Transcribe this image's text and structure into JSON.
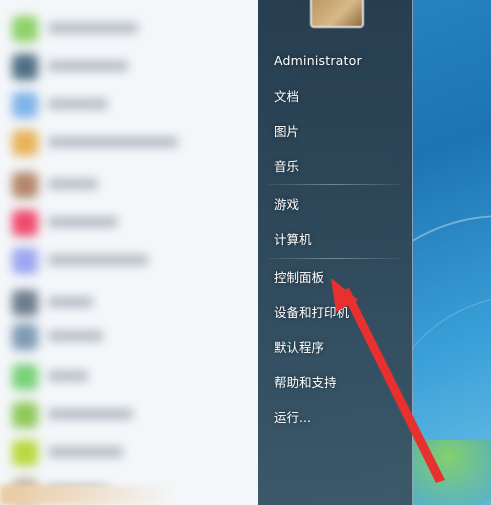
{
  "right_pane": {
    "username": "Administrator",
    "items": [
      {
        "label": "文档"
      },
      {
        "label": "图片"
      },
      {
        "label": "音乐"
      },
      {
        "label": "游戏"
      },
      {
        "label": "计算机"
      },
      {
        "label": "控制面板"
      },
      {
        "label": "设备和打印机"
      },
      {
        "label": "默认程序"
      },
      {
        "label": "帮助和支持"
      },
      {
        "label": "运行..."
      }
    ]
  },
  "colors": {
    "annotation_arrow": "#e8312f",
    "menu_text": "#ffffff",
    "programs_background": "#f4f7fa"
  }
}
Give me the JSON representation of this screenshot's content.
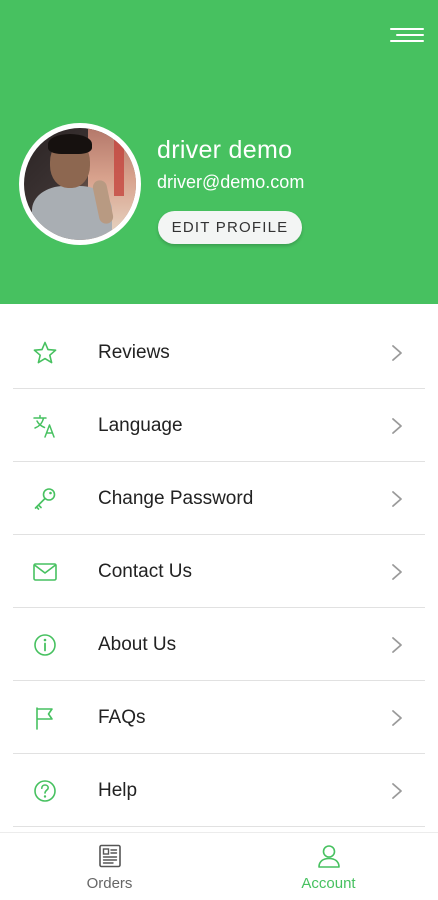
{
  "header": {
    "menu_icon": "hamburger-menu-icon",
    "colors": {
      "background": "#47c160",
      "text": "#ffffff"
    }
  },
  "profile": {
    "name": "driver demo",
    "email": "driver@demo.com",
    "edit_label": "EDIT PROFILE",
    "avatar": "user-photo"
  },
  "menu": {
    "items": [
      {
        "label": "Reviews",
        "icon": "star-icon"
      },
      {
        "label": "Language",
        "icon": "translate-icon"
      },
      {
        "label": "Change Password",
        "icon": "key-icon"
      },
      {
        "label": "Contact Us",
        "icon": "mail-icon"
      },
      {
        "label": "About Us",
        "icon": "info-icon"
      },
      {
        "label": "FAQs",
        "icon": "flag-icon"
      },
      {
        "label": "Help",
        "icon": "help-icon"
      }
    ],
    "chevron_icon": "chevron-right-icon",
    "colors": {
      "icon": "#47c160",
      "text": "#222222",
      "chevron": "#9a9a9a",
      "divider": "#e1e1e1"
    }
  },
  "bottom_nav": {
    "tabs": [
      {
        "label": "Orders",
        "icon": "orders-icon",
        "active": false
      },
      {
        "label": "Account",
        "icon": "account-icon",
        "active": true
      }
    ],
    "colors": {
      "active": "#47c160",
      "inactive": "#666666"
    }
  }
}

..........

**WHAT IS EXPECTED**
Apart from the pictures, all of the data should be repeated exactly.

**EXPECTED OUTPUT**
Transcribe this image's text and structure into JSON.
{
  "right_pane": {
    "username": "Administrator",
    "items": [
      {
        "label": "文档"
      },
      {
        "label": "图片"
      },
      {
        "label": "音乐"
      },
      {
        "label": "游戏"
      },
      {
        "label": "计算机"
      },
      {
        "label": "控制面板"
      },
      {
        "label": "设备和打印机"
      },
      {
        "label": "默认程序"
      },
      {
        "label": "帮助和支持"
      },
      {
        "label": "运行..."
      }
    ]
  },
  "colors": {
    "annotation_arrow": "#e8312f",
    "menu_text": "#ffffff",
    "programs_background": "#f4f7fa"
  }
}
Give me the JSON representation of this screenshot's content.
{
  "header": {
    "menu_icon": "hamburger-menu-icon",
    "colors": {
      "background": "#47c160",
      "text": "#ffffff"
    }
  },
  "profile": {
    "name": "driver demo",
    "email": "driver@demo.com",
    "edit_label": "EDIT PROFILE",
    "avatar": "user-photo"
  },
  "menu": {
    "items": [
      {
        "label": "Reviews",
        "icon": "star-icon"
      },
      {
        "label": "Language",
        "icon": "translate-icon"
      },
      {
        "label": "Change Password",
        "icon": "key-icon"
      },
      {
        "label": "Contact Us",
        "icon": "mail-icon"
      },
      {
        "label": "About Us",
        "icon": "info-icon"
      },
      {
        "label": "FAQs",
        "icon": "flag-icon"
      },
      {
        "label": "Help",
        "icon": "help-icon"
      }
    ],
    "chevron_icon": "chevron-right-icon",
    "colors": {
      "icon": "#47c160",
      "text": "#222222",
      "chevron": "#9a9a9a",
      "divider": "#e1e1e1"
    }
  },
  "bottom_nav": {
    "tabs": [
      {
        "label": "Orders",
        "icon": "orders-icon",
        "active": false
      },
      {
        "label": "Account",
        "icon": "account-icon",
        "active": true
      }
    ],
    "colors": {
      "active": "#47c160",
      "inactive": "#666666"
    }
  }
}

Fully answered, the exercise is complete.